Why do we talk about the right to repair? Didn’t we always have that as a right?
Chloé Mikolajczak: Excellent question! While it is obviously not illegal for you to repair a product that you own, there is no legal framework to ensure that you can. For instance, you don’t always have the right to obtain the repair instructions, spare parts, or specialised tools that you would need to repair your product. Similarly, our campaign advocates for products that would be repairable by design which would make it so much easier for almost everyone to repair their phones, tablets and other daily used electronic products.
Our right to repair stops where the manufacturer’s right to produce a non-repairable product begins.
How did the campaign around right to repair come about? Whom is it aimed at?
CM: The Right to Repair campaign in Europe started about a year and a half ago when organisations active around the cause of repair saw an unprecedented opportunity at the European level and decided to gather their forces to advocate for what would become the first ever repair “laws” in Europe. They organised a protest outside of the EU institutions with a sad fridge and other broken appliances to bring urgency to policy makers.
In September this year, the campaign was officially created and has now 28 members based in several European countries who represent civil society organisations, repair businesses, community repair initiatives and public institutions.
Because the main goals of the campaign are to make the right to repair mainstream and bring urgency to policy makers both at the EU and the national level, it’s aimed at a fairly varied audience including policy makers but also community repair groups, professional repairers, sustainability activists and more generally any consumer who is frustrated about how often or fast his/her electronics products are failing.
It’s Christmas time, excellent time to think about wishes! What would be your big wish that’d help make right to repair a reality in Europe?

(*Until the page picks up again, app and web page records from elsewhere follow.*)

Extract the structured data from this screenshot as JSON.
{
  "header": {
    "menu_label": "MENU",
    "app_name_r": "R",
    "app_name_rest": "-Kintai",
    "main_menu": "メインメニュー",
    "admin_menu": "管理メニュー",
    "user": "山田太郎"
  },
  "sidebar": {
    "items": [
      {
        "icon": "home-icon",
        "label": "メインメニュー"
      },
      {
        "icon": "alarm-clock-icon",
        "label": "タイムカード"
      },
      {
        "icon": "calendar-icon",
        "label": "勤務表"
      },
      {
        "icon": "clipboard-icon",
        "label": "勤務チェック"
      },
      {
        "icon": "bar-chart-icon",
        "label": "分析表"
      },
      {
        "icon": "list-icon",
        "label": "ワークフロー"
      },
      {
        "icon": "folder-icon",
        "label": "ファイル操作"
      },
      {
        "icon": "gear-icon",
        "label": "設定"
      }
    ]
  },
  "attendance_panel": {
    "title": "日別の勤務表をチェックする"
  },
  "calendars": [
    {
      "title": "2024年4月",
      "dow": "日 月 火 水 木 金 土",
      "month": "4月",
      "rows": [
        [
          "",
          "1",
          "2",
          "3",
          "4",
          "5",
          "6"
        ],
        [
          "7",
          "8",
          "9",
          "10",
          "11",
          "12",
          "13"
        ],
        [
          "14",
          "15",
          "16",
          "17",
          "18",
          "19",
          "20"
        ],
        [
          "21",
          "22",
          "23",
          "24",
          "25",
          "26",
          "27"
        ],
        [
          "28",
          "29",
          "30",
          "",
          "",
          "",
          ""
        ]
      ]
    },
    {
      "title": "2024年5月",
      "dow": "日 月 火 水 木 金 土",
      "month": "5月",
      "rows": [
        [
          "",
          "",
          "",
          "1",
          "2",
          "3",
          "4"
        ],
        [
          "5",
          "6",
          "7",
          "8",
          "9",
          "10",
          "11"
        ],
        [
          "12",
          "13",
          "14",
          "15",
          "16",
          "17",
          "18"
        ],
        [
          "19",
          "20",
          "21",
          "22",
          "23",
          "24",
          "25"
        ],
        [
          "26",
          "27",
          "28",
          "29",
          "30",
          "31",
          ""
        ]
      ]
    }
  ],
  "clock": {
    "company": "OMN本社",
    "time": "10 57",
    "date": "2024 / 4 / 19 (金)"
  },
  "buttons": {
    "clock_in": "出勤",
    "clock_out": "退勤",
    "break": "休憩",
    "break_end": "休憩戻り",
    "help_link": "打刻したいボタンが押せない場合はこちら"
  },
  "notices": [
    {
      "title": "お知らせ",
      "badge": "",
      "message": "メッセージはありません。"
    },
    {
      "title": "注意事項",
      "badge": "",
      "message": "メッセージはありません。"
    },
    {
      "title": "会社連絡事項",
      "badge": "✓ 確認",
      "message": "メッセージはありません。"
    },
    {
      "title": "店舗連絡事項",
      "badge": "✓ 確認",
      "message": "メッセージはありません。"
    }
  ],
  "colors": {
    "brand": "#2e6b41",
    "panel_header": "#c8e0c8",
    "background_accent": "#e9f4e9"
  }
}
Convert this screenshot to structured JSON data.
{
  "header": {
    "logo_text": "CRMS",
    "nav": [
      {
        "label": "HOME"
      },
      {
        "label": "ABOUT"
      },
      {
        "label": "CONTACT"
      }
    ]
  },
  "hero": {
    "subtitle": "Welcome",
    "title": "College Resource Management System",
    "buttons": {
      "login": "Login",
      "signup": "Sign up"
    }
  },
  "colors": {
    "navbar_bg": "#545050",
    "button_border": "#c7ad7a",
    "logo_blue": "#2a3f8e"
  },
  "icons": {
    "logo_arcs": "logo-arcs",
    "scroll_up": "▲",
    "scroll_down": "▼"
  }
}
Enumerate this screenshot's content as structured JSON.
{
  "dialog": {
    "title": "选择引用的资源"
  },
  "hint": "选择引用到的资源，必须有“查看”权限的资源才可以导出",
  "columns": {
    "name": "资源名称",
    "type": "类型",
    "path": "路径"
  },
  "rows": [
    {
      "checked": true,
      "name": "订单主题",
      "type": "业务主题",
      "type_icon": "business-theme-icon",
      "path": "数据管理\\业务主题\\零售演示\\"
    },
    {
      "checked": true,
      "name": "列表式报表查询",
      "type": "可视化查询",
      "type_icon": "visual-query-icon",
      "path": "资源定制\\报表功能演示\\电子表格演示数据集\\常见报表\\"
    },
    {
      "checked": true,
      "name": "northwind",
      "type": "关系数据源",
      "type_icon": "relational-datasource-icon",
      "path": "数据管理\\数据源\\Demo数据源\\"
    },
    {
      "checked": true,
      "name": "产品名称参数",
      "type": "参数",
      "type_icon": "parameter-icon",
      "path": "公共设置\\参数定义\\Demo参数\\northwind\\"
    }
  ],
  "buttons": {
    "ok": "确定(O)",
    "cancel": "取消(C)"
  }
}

CM: Next year, I would love to see ecodesign include smartphones and laptops, the two most used electronic products. For this, we know we already have the support of citizens and consumers who want their products to last longer and be repairable but we’ll need to make sure any significant progress isn’t watered down by the industry lobbyists who are present in numbers in Brussels.